A Leader Who Serves or a Servant Who Leads
By Rick Warren
— May 21, 2014
“But I have prayed for you, Simon, that your faith may not fail. And when you have turned back, strengthen your brothers.” (Luke 22:32 NIV)
When Jesus tells Peter he’s prayed for him, he explains this specific prayer was because “Satan has asked to sift all of you as wheat” (Luke 22:31 NIV).
Now, to me, it begs the question: Lord, did you have to say "yes"?
There may be days when you wonder if God is letting Satan sift you. But, if that is true, we can choose to believe God is still in control and that his presence inside us is greater than the one who is in the world (1 John 4:4).
A sifting brings glory to God, such as when Job still praised his maker, even when everything seemed lost and even his wife was telling him to give up on God.
A sifting also probes your weaknesses, revealing where you’re still thinking, “I can.” A good swift sift will push you to “I can’t, but God can.”
In allowing you to be sifted, God is scraping away all the distraction and things that might hinder you from fulfilling your purpose.
The way that Jesus tells Peter about the sifting has always held a special meaning to me. Jesus didn’t just say, “Get ready for a whirlwind of hurt! I know you’re going to let me down.”
Instead, Jesus points to the future: Peter would survive the sifting. He would return humbled, but stronger, with the purpose of strengthening his brothers.
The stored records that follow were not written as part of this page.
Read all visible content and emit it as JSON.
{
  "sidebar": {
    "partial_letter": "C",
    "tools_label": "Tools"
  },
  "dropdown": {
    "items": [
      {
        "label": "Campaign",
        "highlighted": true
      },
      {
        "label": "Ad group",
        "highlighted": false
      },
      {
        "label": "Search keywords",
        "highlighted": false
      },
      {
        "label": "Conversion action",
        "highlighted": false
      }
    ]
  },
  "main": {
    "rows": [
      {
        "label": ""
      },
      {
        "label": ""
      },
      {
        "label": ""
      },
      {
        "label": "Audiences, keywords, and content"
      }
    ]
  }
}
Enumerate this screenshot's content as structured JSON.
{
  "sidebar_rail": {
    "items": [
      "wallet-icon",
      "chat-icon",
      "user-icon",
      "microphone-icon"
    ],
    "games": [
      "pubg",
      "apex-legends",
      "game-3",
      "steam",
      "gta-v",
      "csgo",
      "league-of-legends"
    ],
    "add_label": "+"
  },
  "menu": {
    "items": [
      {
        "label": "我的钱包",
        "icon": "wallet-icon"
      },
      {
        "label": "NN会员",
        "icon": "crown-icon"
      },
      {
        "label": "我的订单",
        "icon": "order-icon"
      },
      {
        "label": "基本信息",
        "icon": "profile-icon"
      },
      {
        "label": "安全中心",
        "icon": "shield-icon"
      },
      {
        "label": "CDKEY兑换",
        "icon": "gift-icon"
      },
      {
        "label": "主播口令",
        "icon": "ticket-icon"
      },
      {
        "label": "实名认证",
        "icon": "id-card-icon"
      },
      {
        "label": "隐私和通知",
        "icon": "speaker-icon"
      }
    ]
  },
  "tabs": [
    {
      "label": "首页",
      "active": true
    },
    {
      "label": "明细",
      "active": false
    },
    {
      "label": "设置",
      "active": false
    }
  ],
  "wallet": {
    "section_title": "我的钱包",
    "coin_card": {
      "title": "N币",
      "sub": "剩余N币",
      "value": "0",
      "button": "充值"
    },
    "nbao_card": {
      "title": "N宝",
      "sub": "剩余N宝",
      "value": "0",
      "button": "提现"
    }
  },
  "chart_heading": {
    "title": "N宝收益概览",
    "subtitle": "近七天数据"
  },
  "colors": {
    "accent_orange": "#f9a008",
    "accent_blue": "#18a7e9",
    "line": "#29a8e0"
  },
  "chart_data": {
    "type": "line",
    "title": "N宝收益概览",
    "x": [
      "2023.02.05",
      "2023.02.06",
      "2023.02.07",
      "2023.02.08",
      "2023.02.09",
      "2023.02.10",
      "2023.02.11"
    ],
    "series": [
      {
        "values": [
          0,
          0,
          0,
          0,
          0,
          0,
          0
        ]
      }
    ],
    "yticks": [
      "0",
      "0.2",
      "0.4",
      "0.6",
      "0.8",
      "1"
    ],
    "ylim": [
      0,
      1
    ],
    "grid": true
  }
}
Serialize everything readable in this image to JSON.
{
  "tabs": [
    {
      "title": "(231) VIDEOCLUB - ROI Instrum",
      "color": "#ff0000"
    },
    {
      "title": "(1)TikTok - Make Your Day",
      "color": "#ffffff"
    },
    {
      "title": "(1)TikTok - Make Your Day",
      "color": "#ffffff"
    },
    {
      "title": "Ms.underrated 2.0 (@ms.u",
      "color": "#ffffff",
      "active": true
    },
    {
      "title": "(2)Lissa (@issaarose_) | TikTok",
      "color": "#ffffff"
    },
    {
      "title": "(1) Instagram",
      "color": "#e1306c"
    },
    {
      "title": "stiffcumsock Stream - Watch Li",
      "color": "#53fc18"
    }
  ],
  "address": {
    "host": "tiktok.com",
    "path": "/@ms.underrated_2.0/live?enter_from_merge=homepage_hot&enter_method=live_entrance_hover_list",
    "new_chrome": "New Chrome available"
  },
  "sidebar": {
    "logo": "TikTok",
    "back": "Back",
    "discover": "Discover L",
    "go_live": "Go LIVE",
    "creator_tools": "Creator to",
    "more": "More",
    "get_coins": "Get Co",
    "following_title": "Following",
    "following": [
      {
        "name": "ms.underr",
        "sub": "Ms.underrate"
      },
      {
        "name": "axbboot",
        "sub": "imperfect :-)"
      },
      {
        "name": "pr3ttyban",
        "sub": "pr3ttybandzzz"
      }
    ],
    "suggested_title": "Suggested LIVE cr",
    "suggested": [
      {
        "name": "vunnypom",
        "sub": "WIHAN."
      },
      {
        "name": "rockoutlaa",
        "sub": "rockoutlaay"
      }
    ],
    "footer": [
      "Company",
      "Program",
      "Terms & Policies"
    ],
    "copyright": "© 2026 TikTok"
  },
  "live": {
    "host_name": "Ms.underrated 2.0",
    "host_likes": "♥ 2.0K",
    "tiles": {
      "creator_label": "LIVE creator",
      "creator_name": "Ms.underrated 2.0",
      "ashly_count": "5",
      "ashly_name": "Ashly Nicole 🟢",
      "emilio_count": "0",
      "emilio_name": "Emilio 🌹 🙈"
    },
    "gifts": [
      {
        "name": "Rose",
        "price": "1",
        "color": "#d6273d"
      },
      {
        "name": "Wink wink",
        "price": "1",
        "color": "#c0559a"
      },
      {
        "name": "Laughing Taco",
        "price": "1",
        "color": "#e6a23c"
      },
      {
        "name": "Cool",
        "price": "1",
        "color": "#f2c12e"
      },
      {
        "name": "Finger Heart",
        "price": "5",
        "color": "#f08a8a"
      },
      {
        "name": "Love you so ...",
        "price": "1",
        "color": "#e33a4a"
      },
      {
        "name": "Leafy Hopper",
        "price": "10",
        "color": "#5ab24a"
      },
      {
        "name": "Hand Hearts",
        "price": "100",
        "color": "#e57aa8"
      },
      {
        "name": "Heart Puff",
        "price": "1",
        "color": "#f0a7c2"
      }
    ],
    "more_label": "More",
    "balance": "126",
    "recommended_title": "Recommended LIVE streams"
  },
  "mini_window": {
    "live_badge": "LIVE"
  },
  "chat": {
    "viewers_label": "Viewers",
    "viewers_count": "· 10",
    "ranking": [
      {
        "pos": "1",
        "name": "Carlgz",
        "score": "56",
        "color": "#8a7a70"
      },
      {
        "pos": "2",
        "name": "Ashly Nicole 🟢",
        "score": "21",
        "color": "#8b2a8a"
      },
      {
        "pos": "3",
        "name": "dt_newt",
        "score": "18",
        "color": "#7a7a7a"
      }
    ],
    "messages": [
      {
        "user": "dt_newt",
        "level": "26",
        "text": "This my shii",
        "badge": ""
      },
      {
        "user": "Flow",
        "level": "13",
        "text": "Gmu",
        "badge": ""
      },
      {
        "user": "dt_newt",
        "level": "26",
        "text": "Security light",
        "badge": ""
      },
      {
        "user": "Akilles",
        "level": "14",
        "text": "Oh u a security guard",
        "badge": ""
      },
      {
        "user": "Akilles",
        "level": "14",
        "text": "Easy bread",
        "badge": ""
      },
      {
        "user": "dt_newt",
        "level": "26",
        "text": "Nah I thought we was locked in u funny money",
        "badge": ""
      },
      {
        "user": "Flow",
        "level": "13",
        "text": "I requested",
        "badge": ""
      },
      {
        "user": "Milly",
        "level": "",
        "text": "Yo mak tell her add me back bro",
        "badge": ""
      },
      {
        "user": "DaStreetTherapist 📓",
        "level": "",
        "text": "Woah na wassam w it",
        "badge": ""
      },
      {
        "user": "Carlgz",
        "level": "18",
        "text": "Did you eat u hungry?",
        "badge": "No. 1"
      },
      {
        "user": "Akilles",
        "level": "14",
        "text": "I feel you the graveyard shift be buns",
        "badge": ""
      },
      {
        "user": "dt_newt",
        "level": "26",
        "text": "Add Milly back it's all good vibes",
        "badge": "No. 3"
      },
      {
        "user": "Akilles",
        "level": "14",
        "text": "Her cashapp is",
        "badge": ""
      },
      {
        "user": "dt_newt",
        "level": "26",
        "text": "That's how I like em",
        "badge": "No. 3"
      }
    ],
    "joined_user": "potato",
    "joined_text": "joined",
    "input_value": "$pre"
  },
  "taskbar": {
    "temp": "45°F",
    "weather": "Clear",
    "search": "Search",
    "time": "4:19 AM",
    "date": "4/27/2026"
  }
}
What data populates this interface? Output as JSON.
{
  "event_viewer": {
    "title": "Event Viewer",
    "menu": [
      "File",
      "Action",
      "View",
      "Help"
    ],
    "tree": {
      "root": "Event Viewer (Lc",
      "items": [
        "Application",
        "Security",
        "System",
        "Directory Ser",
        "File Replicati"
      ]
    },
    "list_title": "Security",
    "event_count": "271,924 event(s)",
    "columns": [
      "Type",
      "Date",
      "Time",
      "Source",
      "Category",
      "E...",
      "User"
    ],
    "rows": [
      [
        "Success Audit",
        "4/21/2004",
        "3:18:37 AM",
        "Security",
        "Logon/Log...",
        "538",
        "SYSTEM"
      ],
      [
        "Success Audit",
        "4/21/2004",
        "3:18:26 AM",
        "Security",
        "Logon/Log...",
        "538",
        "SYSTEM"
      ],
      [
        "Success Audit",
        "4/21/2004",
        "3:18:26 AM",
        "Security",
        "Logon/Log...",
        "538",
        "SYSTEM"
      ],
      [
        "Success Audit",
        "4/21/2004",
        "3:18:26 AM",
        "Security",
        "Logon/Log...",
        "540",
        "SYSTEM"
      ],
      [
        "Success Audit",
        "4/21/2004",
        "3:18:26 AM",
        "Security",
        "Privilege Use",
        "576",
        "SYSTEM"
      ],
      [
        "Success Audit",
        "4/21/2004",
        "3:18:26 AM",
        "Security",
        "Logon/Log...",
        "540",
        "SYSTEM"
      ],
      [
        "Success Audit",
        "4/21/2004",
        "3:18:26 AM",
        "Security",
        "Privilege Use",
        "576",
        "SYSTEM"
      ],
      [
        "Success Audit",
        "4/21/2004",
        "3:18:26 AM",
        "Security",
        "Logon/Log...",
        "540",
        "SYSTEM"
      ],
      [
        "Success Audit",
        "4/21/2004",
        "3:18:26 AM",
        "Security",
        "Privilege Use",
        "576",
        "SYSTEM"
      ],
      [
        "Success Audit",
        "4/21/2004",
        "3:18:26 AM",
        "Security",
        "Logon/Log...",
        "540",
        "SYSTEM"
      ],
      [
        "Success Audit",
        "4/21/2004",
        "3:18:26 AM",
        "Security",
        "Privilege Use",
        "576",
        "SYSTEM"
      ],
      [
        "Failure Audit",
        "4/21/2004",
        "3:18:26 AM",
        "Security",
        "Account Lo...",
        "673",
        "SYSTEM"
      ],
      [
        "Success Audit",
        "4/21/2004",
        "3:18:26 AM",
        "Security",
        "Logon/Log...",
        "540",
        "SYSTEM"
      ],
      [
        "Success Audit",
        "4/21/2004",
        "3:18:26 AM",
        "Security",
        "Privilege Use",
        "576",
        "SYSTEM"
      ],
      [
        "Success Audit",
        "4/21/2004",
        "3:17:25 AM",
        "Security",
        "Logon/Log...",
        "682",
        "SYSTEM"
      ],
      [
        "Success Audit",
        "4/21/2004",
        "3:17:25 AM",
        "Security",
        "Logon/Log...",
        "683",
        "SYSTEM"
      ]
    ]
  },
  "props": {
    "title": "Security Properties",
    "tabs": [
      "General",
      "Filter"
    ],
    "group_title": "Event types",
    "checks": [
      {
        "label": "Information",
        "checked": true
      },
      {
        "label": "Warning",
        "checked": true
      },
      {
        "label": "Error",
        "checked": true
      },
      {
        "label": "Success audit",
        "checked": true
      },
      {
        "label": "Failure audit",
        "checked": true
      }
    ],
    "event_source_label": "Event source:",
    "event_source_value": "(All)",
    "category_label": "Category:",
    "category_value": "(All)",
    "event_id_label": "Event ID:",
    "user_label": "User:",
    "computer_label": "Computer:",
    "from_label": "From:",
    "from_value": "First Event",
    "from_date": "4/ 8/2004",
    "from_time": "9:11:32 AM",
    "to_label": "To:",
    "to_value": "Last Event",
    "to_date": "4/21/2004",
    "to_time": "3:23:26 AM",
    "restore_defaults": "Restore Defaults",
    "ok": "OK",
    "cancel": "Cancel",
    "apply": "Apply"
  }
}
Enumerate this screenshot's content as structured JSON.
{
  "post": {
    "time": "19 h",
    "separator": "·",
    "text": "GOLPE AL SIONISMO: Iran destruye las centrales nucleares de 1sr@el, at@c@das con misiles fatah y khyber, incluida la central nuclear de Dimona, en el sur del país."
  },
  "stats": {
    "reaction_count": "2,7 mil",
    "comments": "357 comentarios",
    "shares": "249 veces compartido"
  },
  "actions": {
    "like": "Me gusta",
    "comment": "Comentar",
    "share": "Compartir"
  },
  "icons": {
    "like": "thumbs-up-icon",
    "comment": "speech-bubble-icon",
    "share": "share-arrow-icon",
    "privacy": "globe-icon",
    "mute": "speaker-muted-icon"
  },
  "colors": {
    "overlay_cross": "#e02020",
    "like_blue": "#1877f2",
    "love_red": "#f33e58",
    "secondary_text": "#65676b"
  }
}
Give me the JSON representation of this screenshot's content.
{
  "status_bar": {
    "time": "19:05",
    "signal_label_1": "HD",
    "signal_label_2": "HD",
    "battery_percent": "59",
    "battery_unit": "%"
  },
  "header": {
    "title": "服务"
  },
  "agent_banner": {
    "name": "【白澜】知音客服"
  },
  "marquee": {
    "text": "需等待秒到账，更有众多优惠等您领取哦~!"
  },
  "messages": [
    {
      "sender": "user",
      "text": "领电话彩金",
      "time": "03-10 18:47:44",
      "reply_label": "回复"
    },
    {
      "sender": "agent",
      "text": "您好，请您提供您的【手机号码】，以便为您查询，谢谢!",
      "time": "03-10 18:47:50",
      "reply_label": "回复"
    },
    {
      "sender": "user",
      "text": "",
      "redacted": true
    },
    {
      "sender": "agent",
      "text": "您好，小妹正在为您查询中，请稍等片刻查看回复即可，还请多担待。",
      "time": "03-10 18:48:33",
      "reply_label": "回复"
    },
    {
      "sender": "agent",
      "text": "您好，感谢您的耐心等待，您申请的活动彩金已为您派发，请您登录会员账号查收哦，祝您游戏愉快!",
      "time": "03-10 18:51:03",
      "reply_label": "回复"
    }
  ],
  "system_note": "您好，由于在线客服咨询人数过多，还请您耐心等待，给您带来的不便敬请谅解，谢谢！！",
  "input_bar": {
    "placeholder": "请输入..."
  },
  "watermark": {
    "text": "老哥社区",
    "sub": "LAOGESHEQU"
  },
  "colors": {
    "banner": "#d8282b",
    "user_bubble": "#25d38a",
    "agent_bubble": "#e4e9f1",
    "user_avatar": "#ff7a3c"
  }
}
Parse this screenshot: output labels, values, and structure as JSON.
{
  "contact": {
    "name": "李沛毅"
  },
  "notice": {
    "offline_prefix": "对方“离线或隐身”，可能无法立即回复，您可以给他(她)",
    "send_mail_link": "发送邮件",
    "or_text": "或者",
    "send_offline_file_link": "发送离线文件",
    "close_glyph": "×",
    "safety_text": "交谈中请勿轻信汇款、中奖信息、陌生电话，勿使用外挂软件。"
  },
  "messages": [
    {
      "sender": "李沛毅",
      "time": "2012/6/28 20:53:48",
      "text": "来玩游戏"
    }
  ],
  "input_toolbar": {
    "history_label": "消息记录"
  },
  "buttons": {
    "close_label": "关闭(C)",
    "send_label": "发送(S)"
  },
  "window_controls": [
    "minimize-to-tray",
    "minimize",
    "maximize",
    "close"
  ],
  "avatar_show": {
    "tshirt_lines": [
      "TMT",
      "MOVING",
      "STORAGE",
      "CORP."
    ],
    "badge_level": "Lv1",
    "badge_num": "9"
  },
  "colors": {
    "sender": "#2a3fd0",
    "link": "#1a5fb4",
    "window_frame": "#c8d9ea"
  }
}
In a sense, “When you turn back from your turning back, you’ll be a servant who leads.”
Talk About It
What is the difference between a leader who serves and a servant who leads?
Jon Walker is managing editor of Rick Warren’s Daily Hope Devotionals and author of "Costly Grace: A Contemporary View of Bonhoeffer’s ‘The Cost of Discipleship’."
This devotional © Copyright 2012 Jon Walker. All rights reserved. Used by permission.